> _What to do_
You are asked to filter the data below and copy every line holding "Campaigns".

# # #

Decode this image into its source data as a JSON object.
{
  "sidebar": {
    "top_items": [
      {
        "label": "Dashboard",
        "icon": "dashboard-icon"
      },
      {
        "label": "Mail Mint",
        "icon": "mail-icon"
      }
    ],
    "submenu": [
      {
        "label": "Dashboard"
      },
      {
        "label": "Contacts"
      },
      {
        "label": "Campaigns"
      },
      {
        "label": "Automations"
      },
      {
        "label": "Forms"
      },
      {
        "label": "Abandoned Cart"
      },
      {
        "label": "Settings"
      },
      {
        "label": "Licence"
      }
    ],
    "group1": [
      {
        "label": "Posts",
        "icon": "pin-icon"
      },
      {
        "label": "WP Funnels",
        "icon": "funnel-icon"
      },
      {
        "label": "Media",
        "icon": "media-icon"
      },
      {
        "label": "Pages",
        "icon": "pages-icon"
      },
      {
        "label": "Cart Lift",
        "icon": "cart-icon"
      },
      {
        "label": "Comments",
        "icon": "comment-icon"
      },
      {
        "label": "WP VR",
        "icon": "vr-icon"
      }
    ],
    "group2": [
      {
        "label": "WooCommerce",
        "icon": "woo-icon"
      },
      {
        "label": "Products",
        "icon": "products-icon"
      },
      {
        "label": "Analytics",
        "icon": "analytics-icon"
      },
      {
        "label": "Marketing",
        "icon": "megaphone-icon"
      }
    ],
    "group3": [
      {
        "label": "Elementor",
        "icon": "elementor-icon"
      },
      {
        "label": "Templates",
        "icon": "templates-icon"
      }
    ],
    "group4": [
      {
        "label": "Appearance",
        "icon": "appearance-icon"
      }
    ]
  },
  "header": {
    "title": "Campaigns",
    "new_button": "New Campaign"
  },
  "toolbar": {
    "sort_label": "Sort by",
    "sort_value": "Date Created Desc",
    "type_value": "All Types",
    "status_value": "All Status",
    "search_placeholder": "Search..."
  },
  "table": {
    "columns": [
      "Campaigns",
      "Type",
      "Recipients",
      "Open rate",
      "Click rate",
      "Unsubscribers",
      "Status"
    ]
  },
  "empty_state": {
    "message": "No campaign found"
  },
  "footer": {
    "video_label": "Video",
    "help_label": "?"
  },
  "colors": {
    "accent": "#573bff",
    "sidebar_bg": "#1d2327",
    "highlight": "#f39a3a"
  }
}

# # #

> _Solution for this task_
        "label": "Campaigns"
    "title": "Campaigns",
      "Campaigns",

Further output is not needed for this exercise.